The global economic downturn of 2008 was a powerful reminder of the country’s economic vulnerability. The sharp fall in oil prices slashed Angola’s GDP growth from 13% in 2008 to 2.4% in 2009, according to the AfDB. In addition, fDi Markets reveals Angola’s coal, oil and natural gas sector declined from a peak of 589 greenfield FDI projects in 2008 worth $344bn to a low of 325 projects in 2010 worth $144bn.

“Angola is heavily dependent on exports and when the financial crisis hit, the economy was severely knocked, as the country’s foreign exchange reserves fell from $17bn to about $5bn,” says Ms Stephens. “Oil production accounts for about 97% of export revenue and this leaves the country very vulnerable to price fluctuations.” 

Furthermore, commentators maintain that foreign investors are reluctant to invest in Angola’s non-commodity-based sectors because the business environment is unsupportive. Pointing to the country’s considerable infrastructure gaps and the absence of skilled labour, Pedro Coelho, chief executive of Standard Bank Angola, says of the challenges of doing business in Angola: “The major weakness is human capital. The lack of skilled labour does not enable companies to grow as fast they would like because they have to train people. This is a legacy of the war, as a number of Angolans had their studies interrupted.” 

“The second [issue] is infrastructure. Right now there are big strains on the availability of electricity and the reliance on [electricity] generators is a bottleneck that increases the cost of setting up an operation in Angola. [Additionally], there is a need to increase the ports, roads and railway infrastructure.” 

Long way to go

While frank in admitting Angola’s shortcomings, Ernst & Young's Mr Marques maintains that the global recession provided the country's government with an added impetus to diversify its economic base. “One of the government’s strategies has been to reduce the country’s dependence on oil, and even if it will continue to be important, the main goal is to try to minimise that contribution," he says. "There are some indications that this is beginning to take place. The IMF reported in its recent economical outlook an expected increase of about 10% in the non-oil industry for the coming years. We expect to see increases in electricity, telecommunications, agricultural and infrastructure.”

Standard Bank's Mr Coelho says: “The National Private Investment Agency has been created to approve FDI and give companies a number of tax benefits when they invest in certain industries. We have already seen interest from construction and cement companies, as well as food distribution companies, and some agribusiness is starting up. However, it is still early days.”

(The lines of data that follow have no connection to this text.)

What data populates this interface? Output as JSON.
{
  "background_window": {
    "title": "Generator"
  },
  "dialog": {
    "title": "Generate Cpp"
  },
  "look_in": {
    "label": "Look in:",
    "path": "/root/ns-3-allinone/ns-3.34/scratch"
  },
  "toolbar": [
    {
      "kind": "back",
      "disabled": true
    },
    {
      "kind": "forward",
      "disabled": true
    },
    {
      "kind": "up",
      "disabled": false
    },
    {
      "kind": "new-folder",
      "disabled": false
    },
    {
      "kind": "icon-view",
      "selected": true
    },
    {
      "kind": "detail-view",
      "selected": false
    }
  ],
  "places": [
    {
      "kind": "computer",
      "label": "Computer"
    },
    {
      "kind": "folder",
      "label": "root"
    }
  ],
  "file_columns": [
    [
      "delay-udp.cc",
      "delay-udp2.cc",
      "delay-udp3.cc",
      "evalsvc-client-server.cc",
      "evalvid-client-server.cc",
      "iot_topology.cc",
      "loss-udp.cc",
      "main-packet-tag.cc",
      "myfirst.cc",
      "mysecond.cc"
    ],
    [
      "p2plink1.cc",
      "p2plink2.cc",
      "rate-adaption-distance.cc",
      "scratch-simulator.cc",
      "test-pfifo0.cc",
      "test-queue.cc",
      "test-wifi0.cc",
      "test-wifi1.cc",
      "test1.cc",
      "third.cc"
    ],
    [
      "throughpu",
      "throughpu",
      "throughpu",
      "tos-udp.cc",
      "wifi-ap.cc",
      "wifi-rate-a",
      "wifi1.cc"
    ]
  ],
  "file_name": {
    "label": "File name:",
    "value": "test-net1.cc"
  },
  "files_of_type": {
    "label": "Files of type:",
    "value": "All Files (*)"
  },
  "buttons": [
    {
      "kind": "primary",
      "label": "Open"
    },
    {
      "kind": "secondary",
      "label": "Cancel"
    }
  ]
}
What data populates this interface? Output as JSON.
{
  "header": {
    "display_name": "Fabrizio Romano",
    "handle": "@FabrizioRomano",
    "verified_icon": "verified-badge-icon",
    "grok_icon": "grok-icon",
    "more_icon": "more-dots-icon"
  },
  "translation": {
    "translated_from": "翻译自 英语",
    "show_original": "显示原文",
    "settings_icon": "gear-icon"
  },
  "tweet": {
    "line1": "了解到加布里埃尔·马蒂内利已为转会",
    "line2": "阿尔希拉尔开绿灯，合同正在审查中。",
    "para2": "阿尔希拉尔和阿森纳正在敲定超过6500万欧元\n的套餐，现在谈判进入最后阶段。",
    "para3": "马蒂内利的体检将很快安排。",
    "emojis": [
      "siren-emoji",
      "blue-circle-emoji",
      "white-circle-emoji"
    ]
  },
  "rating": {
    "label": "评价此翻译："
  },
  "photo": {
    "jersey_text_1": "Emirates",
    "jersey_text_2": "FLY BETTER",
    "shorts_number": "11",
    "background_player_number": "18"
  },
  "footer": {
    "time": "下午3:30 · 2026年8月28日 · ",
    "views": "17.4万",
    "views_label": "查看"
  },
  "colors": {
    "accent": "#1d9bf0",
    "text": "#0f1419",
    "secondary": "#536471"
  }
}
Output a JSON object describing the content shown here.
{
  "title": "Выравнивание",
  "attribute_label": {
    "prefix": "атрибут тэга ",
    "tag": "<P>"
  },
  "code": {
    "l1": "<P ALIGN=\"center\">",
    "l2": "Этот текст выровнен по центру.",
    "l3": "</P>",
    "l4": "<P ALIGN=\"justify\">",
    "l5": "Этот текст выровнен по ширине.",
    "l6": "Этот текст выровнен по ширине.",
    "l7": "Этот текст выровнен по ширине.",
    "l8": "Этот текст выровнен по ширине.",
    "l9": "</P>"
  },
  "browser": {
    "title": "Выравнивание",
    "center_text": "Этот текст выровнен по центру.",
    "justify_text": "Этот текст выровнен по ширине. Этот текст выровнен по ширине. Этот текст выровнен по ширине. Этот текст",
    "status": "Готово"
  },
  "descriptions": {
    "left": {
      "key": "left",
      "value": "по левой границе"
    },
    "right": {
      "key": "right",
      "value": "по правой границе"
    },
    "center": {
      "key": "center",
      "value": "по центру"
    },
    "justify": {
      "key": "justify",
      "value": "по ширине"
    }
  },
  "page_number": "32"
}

With government expenditure in Angola’s non-oil sector expected to expand by 7% annually, according to the AfDB, fDi Markets found that the government is experiencing some success in attracting FDI to other sectors. In terms of project numbers, FDI into the software and information and communications technology services sector has been on the rise; its share of total greenfield FDI projects grew from 9.3% in 2003 to 13.4% in 2012. Moreover, between 2003 and 2012, this sector attracted the most FDI projects, with a total of 13,560 projects. The financial services sector ranks second and its share of FDI projects rose from 6.8% of all FDI projects in 2003 to 9% in 2012. It is notable that in terms of project numbers alone, the coal, oil and natural gas sector ranks a distant 15th place, as it attracted 3609 projects, representing 2.8% of all greenfield FDI projects during this period.

“The available data shows that the oil sector has decreased in 2011 by about 3%,” says Mr Marques. “There is a strong move to invest in the non-oil sector, and although the reliance on oil will continue to be a reality, the question is whether the oil industry will represent less or more than 50% of the Angolan GDP. That is a challenge the government will have to face.”